Renewed activity among housebuilders spurred the first rise in construction output for seven months in May, raising hopes that the sector’s slump may be easing.
The fastest increase in housebuilding work seen for more than two years lifted the closely-watched construction purchasing managers’ index (PMI) to a reading of 50.8 last month, just above the 50 level that separates growth from contraction.
That was the first positive construction PMI since October and followed a 49.4 reading in April, confounding economists’ expectations of only a slight improvement.
Howard Archer, chief UK and European economist at IHS Global Insight, said: “Construction companies will be fervently hoping that both the economy and the housing market see sustained improvement over the coming months, even if only limited, and that this stimulates building work.”
Although housebuilding has been boosted by UK government stimulus measures, the survey pointed to another fall in commercial building and civil engineering, where spending is drying up.
Tim Moore, senior economist at Markit, said construction appears to have “finally pulled out of a tailspin”, but the sector is “worryingly reliant on residential building work for thrust”.
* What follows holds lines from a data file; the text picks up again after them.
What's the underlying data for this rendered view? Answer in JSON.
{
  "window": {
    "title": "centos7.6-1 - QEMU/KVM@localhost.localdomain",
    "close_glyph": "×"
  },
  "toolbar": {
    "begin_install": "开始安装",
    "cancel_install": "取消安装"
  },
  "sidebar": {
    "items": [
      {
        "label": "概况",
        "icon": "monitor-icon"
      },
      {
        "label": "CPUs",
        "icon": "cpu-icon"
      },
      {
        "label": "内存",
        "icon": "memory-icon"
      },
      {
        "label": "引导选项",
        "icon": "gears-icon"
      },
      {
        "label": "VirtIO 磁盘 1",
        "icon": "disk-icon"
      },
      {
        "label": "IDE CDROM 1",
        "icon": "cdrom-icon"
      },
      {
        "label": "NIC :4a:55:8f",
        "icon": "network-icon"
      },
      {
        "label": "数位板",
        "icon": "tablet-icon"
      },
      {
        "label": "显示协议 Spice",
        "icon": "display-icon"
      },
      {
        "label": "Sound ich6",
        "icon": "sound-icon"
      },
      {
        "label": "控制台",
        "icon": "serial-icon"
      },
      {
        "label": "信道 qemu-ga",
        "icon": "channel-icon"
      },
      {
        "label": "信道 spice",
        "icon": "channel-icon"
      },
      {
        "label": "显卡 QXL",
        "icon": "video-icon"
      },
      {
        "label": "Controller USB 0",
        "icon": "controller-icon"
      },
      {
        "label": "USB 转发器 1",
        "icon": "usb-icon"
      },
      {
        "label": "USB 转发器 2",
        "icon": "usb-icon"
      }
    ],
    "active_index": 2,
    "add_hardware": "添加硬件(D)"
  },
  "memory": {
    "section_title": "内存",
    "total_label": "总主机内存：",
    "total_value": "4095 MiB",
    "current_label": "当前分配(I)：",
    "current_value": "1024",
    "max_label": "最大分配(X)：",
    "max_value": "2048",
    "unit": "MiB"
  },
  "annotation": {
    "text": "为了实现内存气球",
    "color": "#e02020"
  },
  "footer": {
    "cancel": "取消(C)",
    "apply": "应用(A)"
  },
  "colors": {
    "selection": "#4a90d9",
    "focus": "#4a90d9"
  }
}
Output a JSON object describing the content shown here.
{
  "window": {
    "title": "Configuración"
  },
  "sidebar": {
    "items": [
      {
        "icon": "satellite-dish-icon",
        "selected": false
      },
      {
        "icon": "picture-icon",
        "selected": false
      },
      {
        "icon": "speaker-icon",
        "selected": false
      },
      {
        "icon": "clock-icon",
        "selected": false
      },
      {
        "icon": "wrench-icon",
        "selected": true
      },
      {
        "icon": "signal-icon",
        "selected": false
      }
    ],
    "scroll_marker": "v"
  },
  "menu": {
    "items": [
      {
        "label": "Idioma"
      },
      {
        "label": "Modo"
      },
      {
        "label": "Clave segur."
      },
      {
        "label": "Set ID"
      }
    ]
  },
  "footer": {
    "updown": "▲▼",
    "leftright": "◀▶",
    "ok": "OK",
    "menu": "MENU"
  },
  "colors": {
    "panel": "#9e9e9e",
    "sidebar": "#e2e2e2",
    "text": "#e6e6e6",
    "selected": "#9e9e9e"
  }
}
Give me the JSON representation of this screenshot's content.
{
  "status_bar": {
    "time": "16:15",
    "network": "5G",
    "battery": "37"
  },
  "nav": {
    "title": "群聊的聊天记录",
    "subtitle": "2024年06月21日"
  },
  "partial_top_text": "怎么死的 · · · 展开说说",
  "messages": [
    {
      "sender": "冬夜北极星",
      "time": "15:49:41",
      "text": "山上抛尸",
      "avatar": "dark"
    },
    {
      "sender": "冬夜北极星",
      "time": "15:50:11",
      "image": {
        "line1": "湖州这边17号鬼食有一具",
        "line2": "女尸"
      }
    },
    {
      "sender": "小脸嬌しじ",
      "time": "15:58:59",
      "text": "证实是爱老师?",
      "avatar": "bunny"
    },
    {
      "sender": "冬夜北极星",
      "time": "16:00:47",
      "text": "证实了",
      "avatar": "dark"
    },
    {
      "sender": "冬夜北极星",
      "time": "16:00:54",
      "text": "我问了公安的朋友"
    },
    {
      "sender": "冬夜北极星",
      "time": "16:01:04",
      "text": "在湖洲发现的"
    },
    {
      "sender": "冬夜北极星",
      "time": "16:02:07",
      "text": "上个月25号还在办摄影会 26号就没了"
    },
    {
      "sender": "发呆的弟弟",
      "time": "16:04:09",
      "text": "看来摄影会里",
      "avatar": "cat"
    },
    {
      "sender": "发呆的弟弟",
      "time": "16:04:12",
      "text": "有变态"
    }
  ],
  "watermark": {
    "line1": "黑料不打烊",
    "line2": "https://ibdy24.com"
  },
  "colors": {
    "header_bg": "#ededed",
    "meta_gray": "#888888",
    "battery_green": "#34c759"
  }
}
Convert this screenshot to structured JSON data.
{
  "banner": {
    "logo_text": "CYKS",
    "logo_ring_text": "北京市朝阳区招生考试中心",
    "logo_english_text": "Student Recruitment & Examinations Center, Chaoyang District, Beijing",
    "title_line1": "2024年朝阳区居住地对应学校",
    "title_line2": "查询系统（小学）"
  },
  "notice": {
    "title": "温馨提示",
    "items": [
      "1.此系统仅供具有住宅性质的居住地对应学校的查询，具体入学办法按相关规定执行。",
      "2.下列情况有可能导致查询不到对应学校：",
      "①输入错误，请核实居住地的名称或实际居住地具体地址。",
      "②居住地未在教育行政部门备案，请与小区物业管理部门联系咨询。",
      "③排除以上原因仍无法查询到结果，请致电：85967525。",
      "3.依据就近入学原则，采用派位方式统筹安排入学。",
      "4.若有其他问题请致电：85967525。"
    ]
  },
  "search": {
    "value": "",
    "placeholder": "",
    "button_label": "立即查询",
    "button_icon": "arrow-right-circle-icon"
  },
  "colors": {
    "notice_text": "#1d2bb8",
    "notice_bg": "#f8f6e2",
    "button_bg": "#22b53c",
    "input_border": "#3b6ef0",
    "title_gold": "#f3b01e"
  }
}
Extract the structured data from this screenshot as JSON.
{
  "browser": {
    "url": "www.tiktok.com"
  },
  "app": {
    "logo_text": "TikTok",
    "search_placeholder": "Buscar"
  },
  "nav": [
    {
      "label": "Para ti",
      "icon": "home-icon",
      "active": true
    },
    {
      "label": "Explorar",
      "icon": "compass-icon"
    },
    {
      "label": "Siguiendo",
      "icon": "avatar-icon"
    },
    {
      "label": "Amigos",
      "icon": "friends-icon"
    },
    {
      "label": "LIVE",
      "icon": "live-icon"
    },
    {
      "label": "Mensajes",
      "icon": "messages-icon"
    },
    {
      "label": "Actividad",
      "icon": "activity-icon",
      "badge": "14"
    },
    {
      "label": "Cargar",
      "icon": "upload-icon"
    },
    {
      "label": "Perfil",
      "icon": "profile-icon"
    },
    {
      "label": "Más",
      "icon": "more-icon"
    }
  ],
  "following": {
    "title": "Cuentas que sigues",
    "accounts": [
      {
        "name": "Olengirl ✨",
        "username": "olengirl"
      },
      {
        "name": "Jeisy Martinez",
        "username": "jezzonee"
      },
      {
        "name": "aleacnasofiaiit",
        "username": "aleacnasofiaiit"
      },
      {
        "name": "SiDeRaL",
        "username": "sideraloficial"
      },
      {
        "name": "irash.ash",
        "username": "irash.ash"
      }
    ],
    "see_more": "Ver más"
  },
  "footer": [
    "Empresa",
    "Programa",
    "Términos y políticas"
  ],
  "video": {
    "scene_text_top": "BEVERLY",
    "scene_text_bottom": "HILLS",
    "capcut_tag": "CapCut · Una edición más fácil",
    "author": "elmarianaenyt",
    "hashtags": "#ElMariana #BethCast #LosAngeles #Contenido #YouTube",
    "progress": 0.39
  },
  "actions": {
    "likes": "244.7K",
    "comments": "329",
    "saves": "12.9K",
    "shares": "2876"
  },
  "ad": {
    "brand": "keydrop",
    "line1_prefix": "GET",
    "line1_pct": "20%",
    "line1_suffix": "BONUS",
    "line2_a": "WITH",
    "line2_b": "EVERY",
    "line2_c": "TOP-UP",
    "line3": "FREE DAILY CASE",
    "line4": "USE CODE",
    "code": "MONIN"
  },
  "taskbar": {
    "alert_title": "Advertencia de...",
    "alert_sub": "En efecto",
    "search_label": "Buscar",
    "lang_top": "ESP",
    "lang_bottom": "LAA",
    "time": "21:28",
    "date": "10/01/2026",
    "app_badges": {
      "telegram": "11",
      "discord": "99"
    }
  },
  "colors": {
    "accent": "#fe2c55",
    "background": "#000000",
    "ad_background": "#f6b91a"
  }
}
The growth in construction output follows an uplift in manufacturing activity, adding to hopes the two sectors may soon begin contributing to the economic recovery. The UK economy grew 0.3 per cent in the first quarter, driven by the dominant services sector, and the Bank of England expects growth to increase to 0.5 per cent in Q2.